**Dataset records**

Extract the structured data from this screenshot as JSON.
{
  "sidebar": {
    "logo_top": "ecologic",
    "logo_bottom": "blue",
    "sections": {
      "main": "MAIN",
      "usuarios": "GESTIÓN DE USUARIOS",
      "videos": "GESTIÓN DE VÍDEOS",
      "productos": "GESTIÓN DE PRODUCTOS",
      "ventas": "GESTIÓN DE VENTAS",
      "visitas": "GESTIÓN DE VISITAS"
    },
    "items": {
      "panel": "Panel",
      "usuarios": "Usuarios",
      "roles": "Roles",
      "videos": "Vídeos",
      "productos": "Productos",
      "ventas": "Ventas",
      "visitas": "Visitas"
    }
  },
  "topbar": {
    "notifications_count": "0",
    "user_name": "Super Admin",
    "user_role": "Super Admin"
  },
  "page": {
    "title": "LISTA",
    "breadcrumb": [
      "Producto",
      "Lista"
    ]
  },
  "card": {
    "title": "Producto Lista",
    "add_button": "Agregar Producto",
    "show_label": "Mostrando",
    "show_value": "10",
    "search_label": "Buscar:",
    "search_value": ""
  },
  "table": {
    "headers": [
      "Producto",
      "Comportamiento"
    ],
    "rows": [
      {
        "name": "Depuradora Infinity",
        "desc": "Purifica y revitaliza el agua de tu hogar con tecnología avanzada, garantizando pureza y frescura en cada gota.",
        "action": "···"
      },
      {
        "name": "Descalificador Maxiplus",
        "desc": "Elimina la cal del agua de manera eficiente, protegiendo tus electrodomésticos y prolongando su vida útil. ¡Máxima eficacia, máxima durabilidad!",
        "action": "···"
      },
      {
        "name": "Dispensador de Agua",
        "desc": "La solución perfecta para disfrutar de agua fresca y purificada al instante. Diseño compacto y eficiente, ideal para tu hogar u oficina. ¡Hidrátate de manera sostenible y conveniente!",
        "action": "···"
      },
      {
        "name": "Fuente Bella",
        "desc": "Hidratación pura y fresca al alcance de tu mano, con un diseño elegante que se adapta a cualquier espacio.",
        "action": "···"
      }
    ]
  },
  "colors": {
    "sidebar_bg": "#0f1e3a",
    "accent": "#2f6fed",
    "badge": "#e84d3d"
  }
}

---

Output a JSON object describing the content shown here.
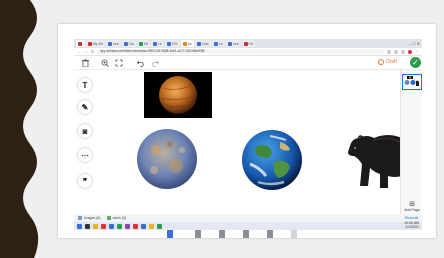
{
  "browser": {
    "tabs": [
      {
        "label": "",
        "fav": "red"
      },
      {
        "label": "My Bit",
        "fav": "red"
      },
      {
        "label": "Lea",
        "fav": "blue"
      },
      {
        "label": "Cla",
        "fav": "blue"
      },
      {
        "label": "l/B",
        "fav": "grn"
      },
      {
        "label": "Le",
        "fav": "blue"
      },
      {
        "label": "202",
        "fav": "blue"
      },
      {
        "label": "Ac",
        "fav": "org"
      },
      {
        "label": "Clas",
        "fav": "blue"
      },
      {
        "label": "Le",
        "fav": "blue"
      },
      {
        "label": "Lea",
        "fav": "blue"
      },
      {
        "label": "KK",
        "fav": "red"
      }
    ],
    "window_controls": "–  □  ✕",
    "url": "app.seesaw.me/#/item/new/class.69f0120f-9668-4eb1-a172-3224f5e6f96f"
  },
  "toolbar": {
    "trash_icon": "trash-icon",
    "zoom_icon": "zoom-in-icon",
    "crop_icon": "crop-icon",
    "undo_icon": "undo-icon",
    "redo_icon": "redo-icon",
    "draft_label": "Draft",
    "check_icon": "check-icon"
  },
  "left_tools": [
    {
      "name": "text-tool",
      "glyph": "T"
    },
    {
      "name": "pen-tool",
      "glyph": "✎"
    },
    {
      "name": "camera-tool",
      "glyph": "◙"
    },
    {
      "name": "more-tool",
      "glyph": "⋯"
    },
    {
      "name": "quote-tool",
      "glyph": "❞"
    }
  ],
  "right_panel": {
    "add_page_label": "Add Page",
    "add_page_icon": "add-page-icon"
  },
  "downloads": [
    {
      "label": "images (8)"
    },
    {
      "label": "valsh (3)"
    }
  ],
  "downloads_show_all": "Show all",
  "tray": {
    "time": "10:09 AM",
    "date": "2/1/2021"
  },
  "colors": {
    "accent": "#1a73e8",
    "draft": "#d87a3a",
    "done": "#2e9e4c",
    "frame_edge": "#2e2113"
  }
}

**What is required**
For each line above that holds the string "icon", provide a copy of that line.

**Response area**
    "trash_icon": "trash-icon",
    "zoom_icon": "zoom-in-icon",
    "crop_icon": "crop-icon",
    "undo_icon": "undo-icon",
    "redo_icon": "redo-icon",
    "check_icon": "check-icon"
    "add_page_icon": "add-page-icon"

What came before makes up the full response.